BOTANICAL CHARACTERISTICS.—Stem smooth, climbing. Leaves short-petiolate, shining, ovate. Flowers in short axillary clusters, very fragrant; corolla bright yellow, funnel-form, 5-lobed.
HABITAT.—Southern United States, notably Florida.
DESCRIPTION OF DRUG.—Generally in very light and fibrous cylindrical sections, 90 to 200 mm. long, 4 to 15 mm. in diameter; externally of a brownish-yellow color, slightly wrinkled; tough, breaking with a fibrous, splintery fracture; bark thin, with silky bast fibers, adhering to the light-yellowish, porous, broadly rayed wood; the wood-cells are more or less indurated and free of starch-grains; medullary rays contain few starch-granules; pith small; odor characteristic; taste persistently bitter.

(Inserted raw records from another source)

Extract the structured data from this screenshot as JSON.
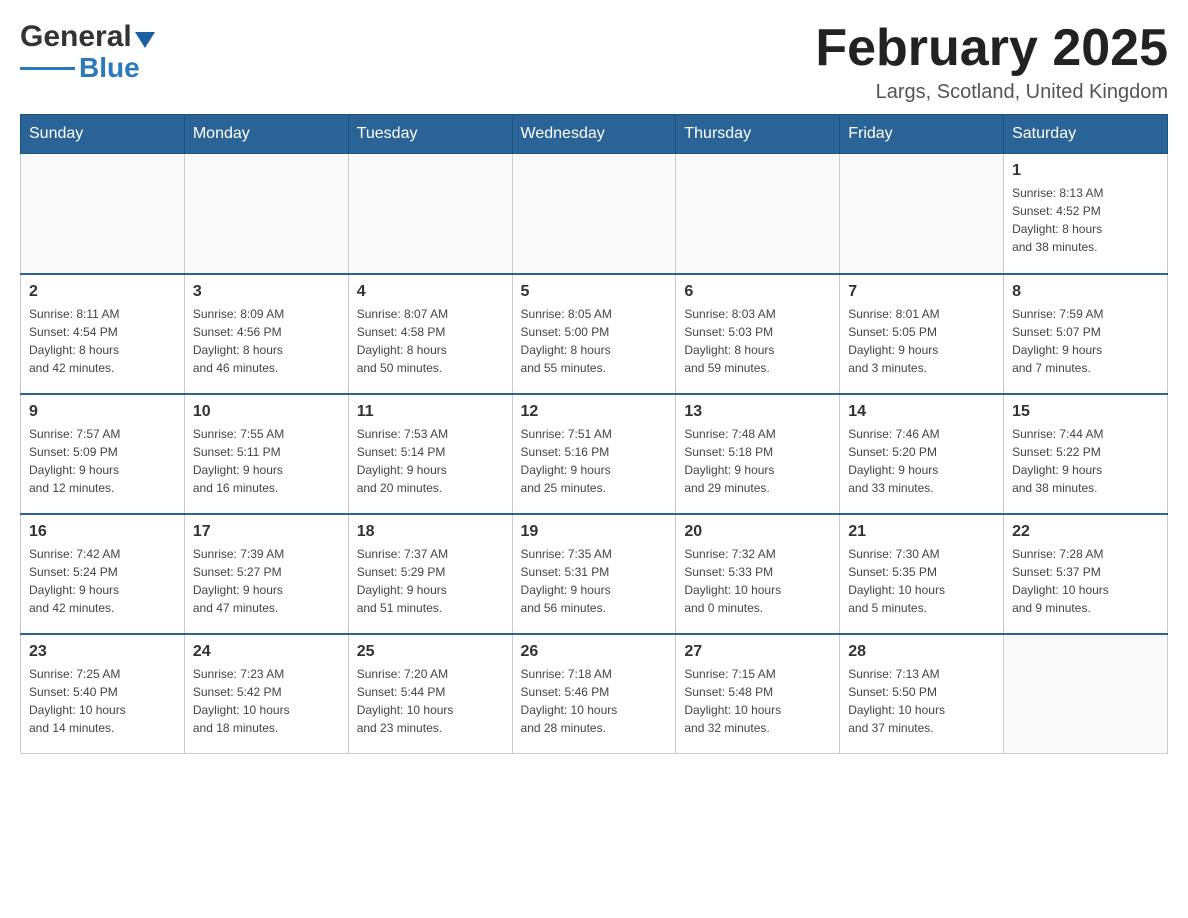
{
  "header": {
    "logo_general": "General",
    "logo_blue": "Blue",
    "month_title": "February 2025",
    "location": "Largs, Scotland, United Kingdom"
  },
  "days_of_week": [
    "Sunday",
    "Monday",
    "Tuesday",
    "Wednesday",
    "Thursday",
    "Friday",
    "Saturday"
  ],
  "weeks": [
    {
      "days": [
        {
          "number": "",
          "info": ""
        },
        {
          "number": "",
          "info": ""
        },
        {
          "number": "",
          "info": ""
        },
        {
          "number": "",
          "info": ""
        },
        {
          "number": "",
          "info": ""
        },
        {
          "number": "",
          "info": ""
        },
        {
          "number": "1",
          "info": "Sunrise: 8:13 AM\nSunset: 4:52 PM\nDaylight: 8 hours\nand 38 minutes."
        }
      ]
    },
    {
      "days": [
        {
          "number": "2",
          "info": "Sunrise: 8:11 AM\nSunset: 4:54 PM\nDaylight: 8 hours\nand 42 minutes."
        },
        {
          "number": "3",
          "info": "Sunrise: 8:09 AM\nSunset: 4:56 PM\nDaylight: 8 hours\nand 46 minutes."
        },
        {
          "number": "4",
          "info": "Sunrise: 8:07 AM\nSunset: 4:58 PM\nDaylight: 8 hours\nand 50 minutes."
        },
        {
          "number": "5",
          "info": "Sunrise: 8:05 AM\nSunset: 5:00 PM\nDaylight: 8 hours\nand 55 minutes."
        },
        {
          "number": "6",
          "info": "Sunrise: 8:03 AM\nSunset: 5:03 PM\nDaylight: 8 hours\nand 59 minutes."
        },
        {
          "number": "7",
          "info": "Sunrise: 8:01 AM\nSunset: 5:05 PM\nDaylight: 9 hours\nand 3 minutes."
        },
        {
          "number": "8",
          "info": "Sunrise: 7:59 AM\nSunset: 5:07 PM\nDaylight: 9 hours\nand 7 minutes."
        }
      ]
    },
    {
      "days": [
        {
          "number": "9",
          "info": "Sunrise: 7:57 AM\nSunset: 5:09 PM\nDaylight: 9 hours\nand 12 minutes."
        },
        {
          "number": "10",
          "info": "Sunrise: 7:55 AM\nSunset: 5:11 PM\nDaylight: 9 hours\nand 16 minutes."
        },
        {
          "number": "11",
          "info": "Sunrise: 7:53 AM\nSunset: 5:14 PM\nDaylight: 9 hours\nand 20 minutes."
        },
        {
          "number": "12",
          "info": "Sunrise: 7:51 AM\nSunset: 5:16 PM\nDaylight: 9 hours\nand 25 minutes."
        },
        {
          "number": "13",
          "info": "Sunrise: 7:48 AM\nSunset: 5:18 PM\nDaylight: 9 hours\nand 29 minutes."
        },
        {
          "number": "14",
          "info": "Sunrise: 7:46 AM\nSunset: 5:20 PM\nDaylight: 9 hours\nand 33 minutes."
        },
        {
          "number": "15",
          "info": "Sunrise: 7:44 AM\nSunset: 5:22 PM\nDaylight: 9 hours\nand 38 minutes."
        }
      ]
    },
    {
      "days": [
        {
          "number": "16",
          "info": "Sunrise: 7:42 AM\nSunset: 5:24 PM\nDaylight: 9 hours\nand 42 minutes."
        },
        {
          "number": "17",
          "info": "Sunrise: 7:39 AM\nSunset: 5:27 PM\nDaylight: 9 hours\nand 47 minutes."
        },
        {
          "number": "18",
          "info": "Sunrise: 7:37 AM\nSunset: 5:29 PM\nDaylight: 9 hours\nand 51 minutes."
        },
        {
          "number": "19",
          "info": "Sunrise: 7:35 AM\nSunset: 5:31 PM\nDaylight: 9 hours\nand 56 minutes."
        },
        {
          "number": "20",
          "info": "Sunrise: 7:32 AM\nSunset: 5:33 PM\nDaylight: 10 hours\nand 0 minutes."
        },
        {
          "number": "21",
          "info": "Sunrise: 7:30 AM\nSunset: 5:35 PM\nDaylight: 10 hours\nand 5 minutes."
        },
        {
          "number": "22",
          "info": "Sunrise: 7:28 AM\nSunset: 5:37 PM\nDaylight: 10 hours\nand 9 minutes."
        }
      ]
    },
    {
      "days": [
        {
          "number": "23",
          "info": "Sunrise: 7:25 AM\nSunset: 5:40 PM\nDaylight: 10 hours\nand 14 minutes."
        },
        {
          "number": "24",
          "info": "Sunrise: 7:23 AM\nSunset: 5:42 PM\nDaylight: 10 hours\nand 18 minutes."
        },
        {
          "number": "25",
          "info": "Sunrise: 7:20 AM\nSunset: 5:44 PM\nDaylight: 10 hours\nand 23 minutes."
        },
        {
          "number": "26",
          "info": "Sunrise: 7:18 AM\nSunset: 5:46 PM\nDaylight: 10 hours\nand 28 minutes."
        },
        {
          "number": "27",
          "info": "Sunrise: 7:15 AM\nSunset: 5:48 PM\nDaylight: 10 hours\nand 32 minutes."
        },
        {
          "number": "28",
          "info": "Sunrise: 7:13 AM\nSunset: 5:50 PM\nDaylight: 10 hours\nand 37 minutes."
        },
        {
          "number": "",
          "info": ""
        }
      ]
    }
  ]
}
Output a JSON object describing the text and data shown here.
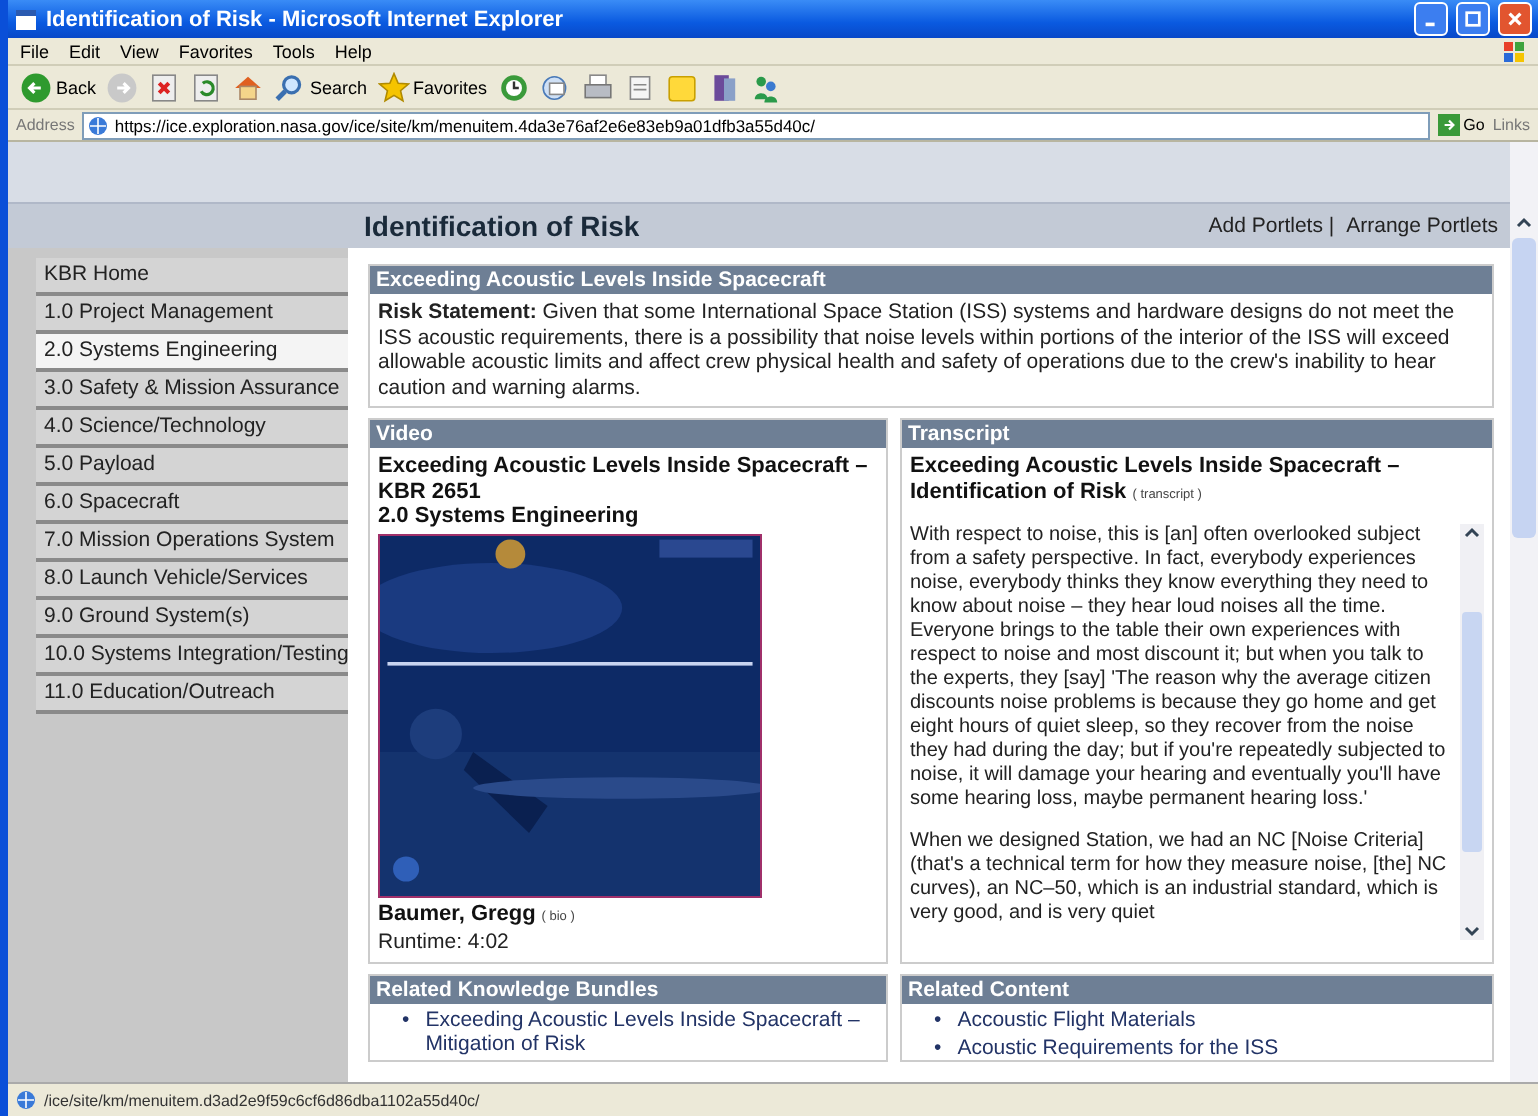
{
  "window": {
    "title": "Identification of Risk - Microsoft Internet Explorer"
  },
  "menu": [
    "File",
    "Edit",
    "View",
    "Favorites",
    "Tools",
    "Help"
  ],
  "toolbar": [
    {
      "kind": "back",
      "label": "Back"
    },
    {
      "kind": "forward"
    },
    {
      "kind": "stop"
    },
    {
      "kind": "refresh"
    },
    {
      "kind": "home"
    },
    {
      "kind": "search",
      "label": "Search"
    },
    {
      "kind": "favorites",
      "label": "Favorites"
    },
    {
      "kind": "history"
    },
    {
      "kind": "mail"
    },
    {
      "kind": "print"
    },
    {
      "kind": "edit"
    },
    {
      "kind": "note"
    },
    {
      "kind": "folder"
    },
    {
      "kind": "messenger"
    }
  ],
  "address": {
    "label": "Address",
    "url": "https://ice.exploration.nasa.gov/ice/site/km/menuitem.4da3e76af2e6e83eb9a01dfb3a55d40c/",
    "go": "Go",
    "links": "Links"
  },
  "page": {
    "title": "Identification of Risk",
    "portlet_links": [
      "Add Portlets |",
      "Arrange Portlets"
    ]
  },
  "sidebar": {
    "items": [
      {
        "label": "KBR Home",
        "selected": false
      },
      {
        "label": "1.0 Project Management",
        "selected": false
      },
      {
        "label": "2.0 Systems Engineering",
        "selected": true
      },
      {
        "label": "3.0 Safety & Mission Assurance",
        "selected": false
      },
      {
        "label": "4.0 Science/Technology",
        "selected": false
      },
      {
        "label": "5.0 Payload",
        "selected": false
      },
      {
        "label": "6.0 Spacecraft",
        "selected": false
      },
      {
        "label": "7.0 Mission Operations System",
        "selected": false
      },
      {
        "label": "8.0 Launch Vehicle/Services",
        "selected": false
      },
      {
        "label": "9.0 Ground System(s)",
        "selected": false
      },
      {
        "label": "10.0 Systems Integration/Testing",
        "selected": false
      },
      {
        "label": "11.0 Education/Outreach",
        "selected": false
      }
    ]
  },
  "risk": {
    "header": "Exceeding Acoustic Levels Inside Spacecraft",
    "statement": "**Risk Statement:** Given that some International Space Station (ISS) systems and hardware designs do not meet the ISS acoustic requirements, there is a possibility that noise levels within portions of the interior of the ISS will exceed allowable acoustic limits and affect crew physical health and safety of operations due to the crew's inability to hear caution and warning alarms."
  },
  "video": {
    "header": "Video",
    "title": "Exceeding Acoustic Levels Inside Spacecraft – KBR 2651",
    "subtitle": "2.0 Systems Engineering",
    "presenter": "Baumer, Gregg",
    "bio_link": "( bio )",
    "runtime": "Runtime: 4:02"
  },
  "transcript": {
    "header": "Transcript",
    "title": "Exceeding Acoustic Levels Inside Spacecraft – Identification of Risk",
    "link": "( transcript )",
    "paragraphs": [
      "With respect to noise, this is [an] often overlooked subject from a safety perspective. In fact, everybody experiences noise, everybody thinks they know everything they need to know about noise – they hear loud noises all the time. Everyone brings to the table their own experiences with respect to noise and most discount it; but when you talk to the experts, they [say] 'The reason why the average citizen discounts noise problems is because they go home and get eight hours of quiet sleep, so they recover from the noise they had during the day; but if you're repeatedly subjected to noise, it will damage your hearing and eventually you'll have some hearing loss, maybe permanent hearing loss.'",
      "When we designed Station, we had an NC [Noise Criteria] (that's a technical term for how they measure noise, [the] NC curves), an NC–50, which is an industrial standard, which is very good, and is very quiet"
    ]
  },
  "related_bundles": {
    "header": "Related Knowledge Bundles",
    "marker": "•",
    "items": [
      "Exceeding Acoustic Levels Inside Spacecraft – Mitigation of Risk"
    ]
  },
  "related_content": {
    "header": "Related Content",
    "marker": "•",
    "items": [
      "Accoustic Flight Materials",
      "Acoustic Requirements for the ISS"
    ]
  },
  "status_bar": {
    "text": "/ice/site/km/menuitem.d3ad2e9f59c6cf6d86dba1102a55d40c/"
  }
}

ADULTERATION.—Mixed with the true gelsemium there are sometimes found the roots of the jessamine or jasmine; as an adulterant this has become known as false gelsemium. The true yellow jasmine (Jasminum fructicans Linné) is called "Gelsemium officinale" in Europe. In cross-section the false root, according to Dohme, has no indurated cells in the medulla. Its medullary rays are full of starch-grains, and the sieve-ducts at the outer end of the woody cylinder are, in the case of every woody wedge, surrounded and protected by several rows of bast fibers. The true gelsemium has no such bast fibers. Accidental admixture of stems may be detected by the latter having bundles of bast fibers near the cortex. In the rhizome the fibers are not in bundles, but in a more or less interrupted ring.
Powder.—Microscopical elements of: See Part iv, Chap. I, B.
CONSTITUENTS.—Gelsemine, C54H69N4O12, gelseminine, gelseminic acid, volatile oil, resins, gallic acid, etc. Gelsemine is a brittle, white, transparent solid, soluble in alcohol, from which it crystallizes with difficulty. Gelseminine (uncrystalline) and Sempervirine, yellowish-red crystals. The latter has been separated in minute quantities (Sayre). The root yields from 0.3 to 0.5 per cent. of alkaloids. Gelseminine is rapidly growing in favor as presenting most of the benefits occurring from the use of morphine without any of the disadvantages of the latter (Ellingwood). The activity seems to reside principally in the gelseminine.
Preparation of Gelsemine.—Add acetic acid to concentrated tincture; precipitate resin with water; concentrate the aqueous filtrate; remove gelsemic acid with chloroform or ether. The acid liquid yields impure alkaloid when precipitated by Na2CO3. This is purified by solution in chloroform and slow evaporation. It is a white, amorphous, very bitter alkaline alkaloid; with HCl or HNO3 forms crystalline salts.
ACTION AND USES.—Antispasmodic, sedative, and diaphoretic. Dose: 2 to 10 gr. (0.13 to 0.6 Gm.).
- OFFICIAL PREPARATIONS.
- Fluidextractum Gelsemii Dose: 2 to 10 drops (0.13 to 0.6 mil).
- Tinctura Gelsemii (10 per cent.), 2 to 15 drops (0.14 to 1 mil).
- Extractum Gelsemii, 0.01 Gm. (1/6 gr.).
A Manual of Organic Materia Medica and Pharmacognosy, 1917, was written by Lucius E. Sayre, B.S. Ph. M.